Because employee non-disclosure commitments may be included in settlement agreements in California or New York only if included “at the request of the claimant” or “plaintiff’s preference,” employers in those states may need to reassess their negotiating approach towards complaining employees concerning the mutual desirability of non-disclosure commitments in settlement agreements. In many instances, employees will be amenable to non-disclosure provisions for privacy or other reasons. In cases where the parties agree to confidentiality, New York employers should consider presenting and executing a separate non-disclosure commitment from the employee before negotiating and executing the overarching settlement agreement. In cases where executing a separate agreement is impractical, employers should consider whether the directive in the FAQs is actually consistent with New York law, which contains no requirement for a separate agreement. If the parties agree that no separate agreement is required, parties to a settlement in New York should consider a simple acknowledgement in the settlement agreement that confidentiality is the employee’s preference, that the employee had 21 days to consider the confidentiality provision, and that the employee had 7 days to revoke it.

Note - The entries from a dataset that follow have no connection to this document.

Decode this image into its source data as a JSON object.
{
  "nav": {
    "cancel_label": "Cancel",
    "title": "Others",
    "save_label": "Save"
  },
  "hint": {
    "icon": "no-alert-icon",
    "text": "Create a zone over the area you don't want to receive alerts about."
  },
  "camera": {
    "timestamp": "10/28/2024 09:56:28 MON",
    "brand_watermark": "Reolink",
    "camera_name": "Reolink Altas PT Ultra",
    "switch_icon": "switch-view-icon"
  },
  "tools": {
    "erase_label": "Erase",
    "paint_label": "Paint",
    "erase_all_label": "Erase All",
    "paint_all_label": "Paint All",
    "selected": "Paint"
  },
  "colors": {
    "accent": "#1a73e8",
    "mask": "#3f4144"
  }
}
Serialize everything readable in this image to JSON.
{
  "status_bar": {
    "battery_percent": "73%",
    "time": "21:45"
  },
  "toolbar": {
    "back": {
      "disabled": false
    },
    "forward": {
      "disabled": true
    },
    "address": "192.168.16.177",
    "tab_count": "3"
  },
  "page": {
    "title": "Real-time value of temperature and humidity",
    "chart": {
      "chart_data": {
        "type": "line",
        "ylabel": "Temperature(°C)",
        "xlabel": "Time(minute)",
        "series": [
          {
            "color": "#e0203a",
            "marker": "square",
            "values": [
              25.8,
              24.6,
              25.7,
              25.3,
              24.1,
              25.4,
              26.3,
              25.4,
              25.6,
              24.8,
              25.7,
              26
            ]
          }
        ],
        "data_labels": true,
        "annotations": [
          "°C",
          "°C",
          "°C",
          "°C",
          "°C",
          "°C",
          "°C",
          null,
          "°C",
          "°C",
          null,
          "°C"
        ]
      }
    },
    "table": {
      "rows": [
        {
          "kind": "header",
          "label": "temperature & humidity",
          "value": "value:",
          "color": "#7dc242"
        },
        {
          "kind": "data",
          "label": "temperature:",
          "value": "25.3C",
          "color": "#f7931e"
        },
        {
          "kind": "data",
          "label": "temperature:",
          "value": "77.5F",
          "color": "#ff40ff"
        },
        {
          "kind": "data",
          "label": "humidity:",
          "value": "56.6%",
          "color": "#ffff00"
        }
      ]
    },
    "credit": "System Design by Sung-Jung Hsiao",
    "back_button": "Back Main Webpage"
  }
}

Because the California law limiting the enforceability of non-disclosure provisions only applies once an employee has filed a civil or administrative action, if possible, California employers should assess the desirability of settlement earlier. If a California employer is able to settle a claim before the commencement of an action, the employer will have much greater flexibility with respect to employee non-disclosure obligations than it would have after the commencement of an action.
Finally, because New Jersey employers cannot, under any circumstances, secure non-disclosure commitments from their employees in settlements of discrimination, retaliation, and harassment claims, the risk of negative publicity associated with such claims will exist even if the parties reach a settlement. As a result, New Jersey employers may wish to assess with their counsel the viability of their employees potentially waiving the New Jersey law prohibiting confidentiality and/or the parties choosing the law of a different state to govern the agreement where a reasonable basis for such other jurisdiction exists. Absent the protection of a confidentiality provision, New Jersey employers should understand that their settlements may become public. In those cases, New Jersey employers will need to weigh the new calculus regarding the pros and cons of settlement with the risk of negative publicity in mind.
Reprinted with permission from the August 6, 2019 edition of the NEW YORK LAW JOURNAL © 2019 ALM Media Properties, LLC. All rights reserved. Further duplication without permission is prohibited. ALMReprints.com – 877-257-3382 - firstname.lastname@example.org.